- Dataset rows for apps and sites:
----
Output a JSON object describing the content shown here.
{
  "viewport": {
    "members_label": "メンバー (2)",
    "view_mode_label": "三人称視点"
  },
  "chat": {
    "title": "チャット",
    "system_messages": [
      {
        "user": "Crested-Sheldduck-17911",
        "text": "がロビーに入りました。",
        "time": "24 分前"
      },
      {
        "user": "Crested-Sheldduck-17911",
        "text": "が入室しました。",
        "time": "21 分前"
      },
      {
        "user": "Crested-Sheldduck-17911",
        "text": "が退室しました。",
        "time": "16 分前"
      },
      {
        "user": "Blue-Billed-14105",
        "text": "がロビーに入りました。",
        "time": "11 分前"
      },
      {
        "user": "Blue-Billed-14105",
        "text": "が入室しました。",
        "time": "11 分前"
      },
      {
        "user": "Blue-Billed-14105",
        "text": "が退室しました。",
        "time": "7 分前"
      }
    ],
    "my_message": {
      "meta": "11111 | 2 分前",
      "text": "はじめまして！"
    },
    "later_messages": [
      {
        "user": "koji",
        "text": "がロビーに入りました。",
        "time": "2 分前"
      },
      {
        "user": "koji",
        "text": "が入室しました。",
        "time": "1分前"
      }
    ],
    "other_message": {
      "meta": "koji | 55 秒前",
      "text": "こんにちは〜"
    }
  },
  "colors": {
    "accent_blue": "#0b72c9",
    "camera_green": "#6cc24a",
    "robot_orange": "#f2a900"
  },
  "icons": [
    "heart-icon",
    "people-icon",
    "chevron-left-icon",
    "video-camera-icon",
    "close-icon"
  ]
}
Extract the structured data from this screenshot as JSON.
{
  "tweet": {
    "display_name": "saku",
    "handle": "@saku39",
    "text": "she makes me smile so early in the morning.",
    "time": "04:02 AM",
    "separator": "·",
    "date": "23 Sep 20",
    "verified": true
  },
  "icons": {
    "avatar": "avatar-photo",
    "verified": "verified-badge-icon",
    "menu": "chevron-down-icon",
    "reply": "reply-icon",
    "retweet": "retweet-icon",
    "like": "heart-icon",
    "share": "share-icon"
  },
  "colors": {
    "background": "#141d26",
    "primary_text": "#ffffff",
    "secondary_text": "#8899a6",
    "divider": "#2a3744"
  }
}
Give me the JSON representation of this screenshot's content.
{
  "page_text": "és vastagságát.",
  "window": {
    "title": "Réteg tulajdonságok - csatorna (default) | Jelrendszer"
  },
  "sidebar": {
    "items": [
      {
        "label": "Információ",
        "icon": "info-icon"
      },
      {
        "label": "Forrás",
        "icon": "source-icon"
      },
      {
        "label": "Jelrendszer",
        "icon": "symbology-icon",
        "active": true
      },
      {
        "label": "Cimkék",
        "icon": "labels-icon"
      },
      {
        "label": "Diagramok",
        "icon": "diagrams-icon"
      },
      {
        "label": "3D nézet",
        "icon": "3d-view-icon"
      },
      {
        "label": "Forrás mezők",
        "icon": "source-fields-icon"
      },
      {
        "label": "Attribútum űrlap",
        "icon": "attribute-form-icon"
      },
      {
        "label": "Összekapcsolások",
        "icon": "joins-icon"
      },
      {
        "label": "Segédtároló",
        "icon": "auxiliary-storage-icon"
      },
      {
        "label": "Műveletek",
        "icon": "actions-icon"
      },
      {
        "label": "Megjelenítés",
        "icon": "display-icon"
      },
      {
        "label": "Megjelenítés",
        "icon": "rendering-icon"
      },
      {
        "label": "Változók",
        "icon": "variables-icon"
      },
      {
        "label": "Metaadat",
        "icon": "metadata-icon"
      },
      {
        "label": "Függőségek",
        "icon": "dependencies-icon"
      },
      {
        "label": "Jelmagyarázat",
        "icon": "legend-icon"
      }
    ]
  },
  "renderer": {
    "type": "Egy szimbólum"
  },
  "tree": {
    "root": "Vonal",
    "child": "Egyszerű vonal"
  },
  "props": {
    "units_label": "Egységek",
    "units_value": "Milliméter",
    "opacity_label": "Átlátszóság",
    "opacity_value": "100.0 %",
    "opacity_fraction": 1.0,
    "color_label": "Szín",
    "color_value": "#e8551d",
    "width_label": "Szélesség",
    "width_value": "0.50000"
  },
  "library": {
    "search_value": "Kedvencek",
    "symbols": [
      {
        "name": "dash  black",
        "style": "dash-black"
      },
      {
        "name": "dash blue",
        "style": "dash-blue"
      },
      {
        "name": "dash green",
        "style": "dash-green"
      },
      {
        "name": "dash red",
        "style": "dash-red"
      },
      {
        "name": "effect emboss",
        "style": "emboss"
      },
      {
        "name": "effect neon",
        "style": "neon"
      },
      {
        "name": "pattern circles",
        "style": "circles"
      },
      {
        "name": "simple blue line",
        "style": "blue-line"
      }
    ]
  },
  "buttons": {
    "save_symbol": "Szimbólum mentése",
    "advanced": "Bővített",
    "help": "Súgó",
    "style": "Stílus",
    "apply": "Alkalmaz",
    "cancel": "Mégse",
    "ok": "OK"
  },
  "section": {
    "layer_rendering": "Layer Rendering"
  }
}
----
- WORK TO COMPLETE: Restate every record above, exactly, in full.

- RESULT OF THIS TASK:
Output a JSON object describing the content shown here.
{
  "viewport": {
    "members_label": "メンバー (2)",
    "view_mode_label": "三人称視点"
  },
  "chat": {
    "title": "チャット",
    "system_messages": [
      {
        "user": "Crested-Sheldduck-17911",
        "text": "がロビーに入りました。",
        "time": "24 分前"
      },
      {
        "user": "Crested-Sheldduck-17911",
        "text": "が入室しました。",
        "time": "21 分前"
      },
      {
        "user": "Crested-Sheldduck-17911",
        "text": "が退室しました。",
        "time": "16 分前"
      },
      {
        "user": "Blue-Billed-14105",
        "text": "がロビーに入りました。",
        "time": "11 分前"
      },
      {
        "user": "Blue-Billed-14105",
        "text": "が入室しました。",
        "time": "11 分前"
      },
      {
        "user": "Blue-Billed-14105",
        "text": "が退室しました。",
        "time": "7 分前"
      }
    ],
    "my_message": {
      "meta": "11111 | 2 分前",
      "text": "はじめまして！"
    },
    "later_messages": [
      {
        "user": "koji",
        "text": "がロビーに入りました。",
        "time": "2 分前"
      },
      {
        "user": "koji",
        "text": "が入室しました。",
        "time": "1分前"
      }
    ],
    "other_message": {
      "meta": "koji | 55 秒前",
      "text": "こんにちは〜"
    }
  },
  "colors": {
    "accent_blue": "#0b72c9",
    "camera_green": "#6cc24a",
    "robot_orange": "#f2a900"
  },
  "icons": [
    "heart-icon",
    "people-icon",
    "chevron-left-icon",
    "video-camera-icon",
    "close-icon"
  ]
}
Extract the structured data from this screenshot as JSON.
{
  "tweet": {
    "display_name": "saku",
    "handle": "@saku39",
    "text": "she makes me smile so early in the morning.",
    "time": "04:02 AM",
    "separator": "·",
    "date": "23 Sep 20",
    "verified": true
  },
  "icons": {
    "avatar": "avatar-photo",
    "verified": "verified-badge-icon",
    "menu": "chevron-down-icon",
    "reply": "reply-icon",
    "retweet": "retweet-icon",
    "like": "heart-icon",
    "share": "share-icon"
  },
  "colors": {
    "background": "#141d26",
    "primary_text": "#ffffff",
    "secondary_text": "#8899a6",
    "divider": "#2a3744"
  }
}
Give me the JSON representation of this screenshot's content.
{
  "page_text": "és vastagságát.",
  "window": {
    "title": "Réteg tulajdonságok - csatorna (default) | Jelrendszer"
  },
  "sidebar": {
    "items": [
      {
        "label": "Információ",
        "icon": "info-icon"
      },
      {
        "label": "Forrás",
        "icon": "source-icon"
      },
      {
        "label": "Jelrendszer",
        "icon": "symbology-icon",
        "active": true
      },
      {
        "label": "Cimkék",
        "icon": "labels-icon"
      },
      {
        "label": "Diagramok",
        "icon": "diagrams-icon"
      },
      {
        "label": "3D nézet",
        "icon": "3d-view-icon"
      },
      {
        "label": "Forrás mezők",
        "icon": "source-fields-icon"
      },
      {
        "label": "Attribútum űrlap",
        "icon": "attribute-form-icon"
      },
      {
        "label": "Összekapcsolások",
        "icon": "joins-icon"
      },
      {
        "label": "Segédtároló",
        "icon": "auxiliary-storage-icon"
      },
      {
        "label": "Műveletek",
        "icon": "actions-icon"
      },
      {
        "label": "Megjelenítés",
        "icon": "display-icon"
      },
      {
        "label": "Megjelenítés",
        "icon": "rendering-icon"
      },
      {
        "label": "Változók",
        "icon": "variables-icon"
      },
      {
        "label": "Metaadat",
        "icon": "metadata-icon"
      },
      {
        "label": "Függőségek",
        "icon": "dependencies-icon"
      },
      {
        "label": "Jelmagyarázat",
        "icon": "legend-icon"
      }
    ]
  },
  "renderer": {
    "type": "Egy szimbólum"
  },
  "tree": {
    "root": "Vonal",
    "child": "Egyszerű vonal"
  },
  "props": {
    "units_label": "Egységek",
    "units_value": "Milliméter",
    "opacity_label": "Átlátszóság",
    "opacity_value": "100.0 %",
    "opacity_fraction": 1.0,
    "color_label": "Szín",
    "color_value": "#e8551d",
    "width_label": "Szélesség",
    "width_value": "0.50000"
  },
  "library": {
    "search_value": "Kedvencek",
    "symbols": [
      {
        "name": "dash  black",
        "style": "dash-black"
      },
      {
        "name": "dash blue",
        "style": "dash-blue"
      },
      {
        "name": "dash green",
        "style": "dash-green"
      },
      {
        "name": "dash red",
        "style": "dash-red"
      },
      {
        "name": "effect emboss",
        "style": "emboss"
      },
      {
        "name": "effect neon",
        "style": "neon"
      },
      {
        "name": "pattern circles",
        "style": "circles"
      },
      {
        "name": "simple blue line",
        "style": "blue-line"
      }
    ]
  },
  "buttons": {
    "save_symbol": "Szimbólum mentése",
    "advanced": "Bővített",
    "help": "Súgó",
    "style": "Stílus",
    "apply": "Alkalmaz",
    "cancel": "Mégse",
    "ok": "OK"
  },
  "section": {
    "layer_rendering": "Layer Rendering"
  }
}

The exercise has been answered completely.